    Like a lot of things, 'it depends'. When jugging a real small lake that had a pretty level bottom of about 9', I had my lines rigged at about 4'-5', baited with minnows, and caught crappie, catfish, and an occasional bass. I usually jug on the Arkansas River, where the depth can vary quite a bit, but generally doesn't get over about 15'-20' deep, except in a few holes. For that, I put my first hook 3' below the surface, a second hook 3' below that, a third hook 3' below that, and the fourth hook 3' below that, which works out to 12' deep; my weight is about a foot below the bottom hook. I use a 16p or 20p nail for a weight because it's cheap and doesn't hang up as often as a regular sinker.
    Some years back, when I was visiting relatives in Chattanooga, I took my jugs a few miles below town to fish the Grand Canyon of the Tennessee, which runs 60'-80' deep in most places. I didn't have much luck till I went back to the van and tied on about 40' of line between my regular jugline and the jug, putting my hooks much deeper. Once I did that, I began catching fish.
    Let me specify that I'm fishing for blues, which might be found anywhere in the water column.
     
  7. ShilohRed

    ShilohRed New Member

    Messages:
    4,339
    State:
    West Tn
    For me in the river no more then 24 to 36" of line. Now if its in the lake and I see fish sitting 25ft deep in 40ft of water. I adjust my jugs to around 23 ft. I see people all the time in the river here with 20ft of line. The river channel is for the most part only 12ft deep. So they stay hung up all the time.
    More big fish are caught here in 3ft or less.
    pete
     
  8. jtrew

    jtrew New Member

    Messages:
    4,404
    State:
    Little Rock, AR
    See, now this is a perfect example of where personal preference enters into how folks rig their jugs. I got to jug below Pickwick a year ago last September, and had very few hangups using the same setup I use on the Arkansas; the bottom hook is 12' below the surface, and my weight is about a foot below that. Other hooks are placed every 3' up the line. Incidentally, we had a great catch, and I can't wait to hit it again!
     
  9. Mi11er

    Mi11er New Member

    Messages:
    5,117
    State:
    Independence, M
    I am beginning to think that personal preference is what the answer to my question. But, I did learn that it seems I should have tried jugging a long time ago. Everyone seems to catch a ton of fish.
     
  10. ShilohRed

    ShilohRed New Member

    Messages:
    4,339
    State:
    West Tn
    Jerry your hooks were on bottom most of the time.

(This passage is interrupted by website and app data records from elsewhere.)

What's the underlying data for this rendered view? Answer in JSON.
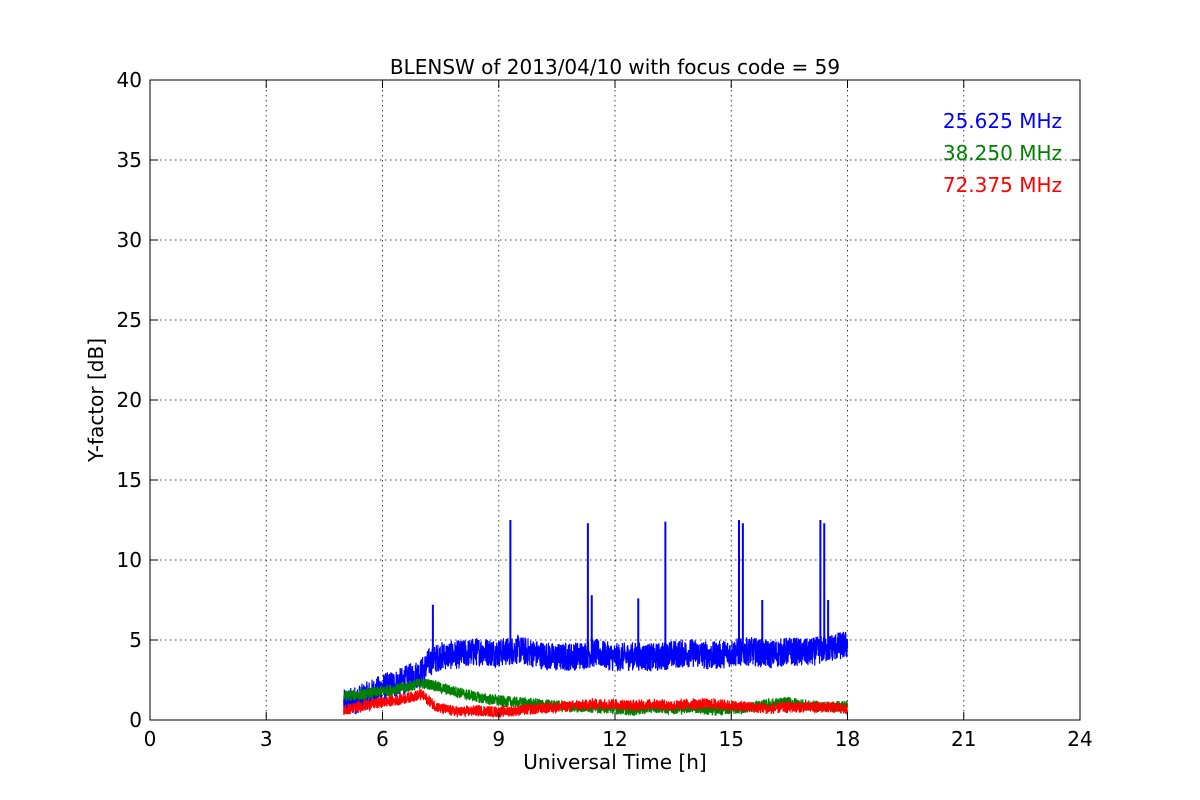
{
  "chart_data": {
    "type": "line",
    "title": "BLENSW of 2013/04/10 with focus code = 59",
    "xlabel": "Universal Time [h]",
    "ylabel": "Y-factor [dB]",
    "xlim": [
      0,
      24
    ],
    "ylim": [
      0,
      40
    ],
    "xticks": [
      0,
      3,
      6,
      9,
      12,
      15,
      18,
      21,
      24
    ],
    "yticks": [
      0,
      5,
      10,
      15,
      20,
      25,
      30,
      35,
      40
    ],
    "grid": true,
    "legend_placement": "top-right",
    "series": [
      {
        "name": "25.625 MHz",
        "color": "#0000ff",
        "x": [
          5.0,
          5.5,
          6.0,
          6.5,
          7.0,
          7.2,
          7.5,
          8.0,
          8.5,
          9.0,
          9.5,
          10.0,
          10.5,
          11.0,
          11.5,
          12.0,
          12.5,
          13.0,
          13.5,
          14.0,
          14.5,
          15.0,
          15.5,
          16.0,
          16.5,
          17.0,
          17.5,
          18.0
        ],
        "values": [
          1.0,
          1.4,
          2.0,
          2.4,
          3.0,
          3.6,
          4.0,
          4.1,
          4.3,
          4.2,
          4.4,
          4.1,
          3.9,
          4.0,
          4.2,
          3.9,
          4.0,
          3.9,
          4.1,
          4.2,
          4.0,
          4.2,
          4.3,
          4.1,
          4.3,
          4.2,
          4.5,
          4.7
        ],
        "spikes": [
          {
            "x": 7.3,
            "y": 7.2
          },
          {
            "x": 9.3,
            "y": 12.5
          },
          {
            "x": 11.3,
            "y": 12.3
          },
          {
            "x": 11.4,
            "y": 7.8
          },
          {
            "x": 12.6,
            "y": 7.6
          },
          {
            "x": 13.3,
            "y": 12.4
          },
          {
            "x": 15.2,
            "y": 12.5
          },
          {
            "x": 15.3,
            "y": 12.3
          },
          {
            "x": 15.8,
            "y": 7.5
          },
          {
            "x": 17.3,
            "y": 12.5
          },
          {
            "x": 17.4,
            "y": 12.3
          },
          {
            "x": 17.5,
            "y": 7.5
          }
        ]
      },
      {
        "name": "38.250 MHz",
        "color": "#008000",
        "x": [
          5.0,
          5.5,
          6.0,
          6.5,
          7.0,
          7.3,
          7.5,
          8.0,
          8.5,
          9.0,
          9.5,
          10.0,
          10.5,
          11.0,
          11.5,
          12.0,
          12.5,
          13.0,
          13.5,
          14.0,
          14.5,
          15.0,
          15.5,
          16.0,
          16.5,
          17.0,
          17.5,
          18.0
        ],
        "values": [
          1.5,
          1.6,
          1.8,
          2.0,
          2.3,
          2.2,
          2.0,
          1.7,
          1.4,
          1.2,
          1.1,
          1.0,
          0.9,
          0.8,
          0.8,
          0.7,
          0.6,
          0.8,
          0.7,
          0.8,
          0.6,
          0.7,
          0.8,
          1.0,
          1.1,
          0.9,
          0.8,
          0.9
        ]
      },
      {
        "name": "72.375 MHz",
        "color": "#ff0000",
        "x": [
          5.0,
          5.5,
          6.0,
          6.5,
          7.0,
          7.3,
          7.5,
          8.0,
          8.5,
          9.0,
          9.5,
          10.0,
          10.5,
          11.0,
          11.5,
          12.0,
          12.5,
          13.0,
          13.5,
          14.0,
          14.5,
          15.0,
          15.5,
          16.0,
          16.5,
          17.0,
          17.5,
          18.0
        ],
        "values": [
          0.6,
          0.9,
          1.1,
          1.3,
          1.6,
          1.0,
          0.7,
          0.5,
          0.6,
          0.5,
          0.6,
          0.7,
          0.8,
          0.9,
          1.0,
          1.0,
          0.9,
          1.0,
          0.9,
          1.0,
          1.0,
          0.9,
          0.8,
          0.7,
          0.8,
          0.8,
          0.8,
          0.7
        ]
      }
    ]
  }
}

As the channel for the first 7 miles below pickwick is lucky if its averages 11 ft. Out of the channel and your looking at 9ft or less. I see hundreds a year that are hung up. Because of way to much line on them. I bet I have picked up 50 or more in the last 2 years that were hung up . ( They had been hung up for days when I took them)
    But like in my other post. All depends on where your fishing. Also I hear that Tn may be changing the rules on jugs where you have to stay with them. Lots of people throw them out and leave them out all night. If they make it where you have to be with them. Lots of people will be in trouble.
    They caught a few last year for leaving them out over night. They did not have there names and stuff on them. Caught them the next morning when they were taking them up.
     
  11. jtrew

    jtrew New Member

    Messages:
    4,404
    State:
    Little Rock, AR
    Jess, the best advice I can give you is to take the ideas you like best and give them a try to see what works best for you.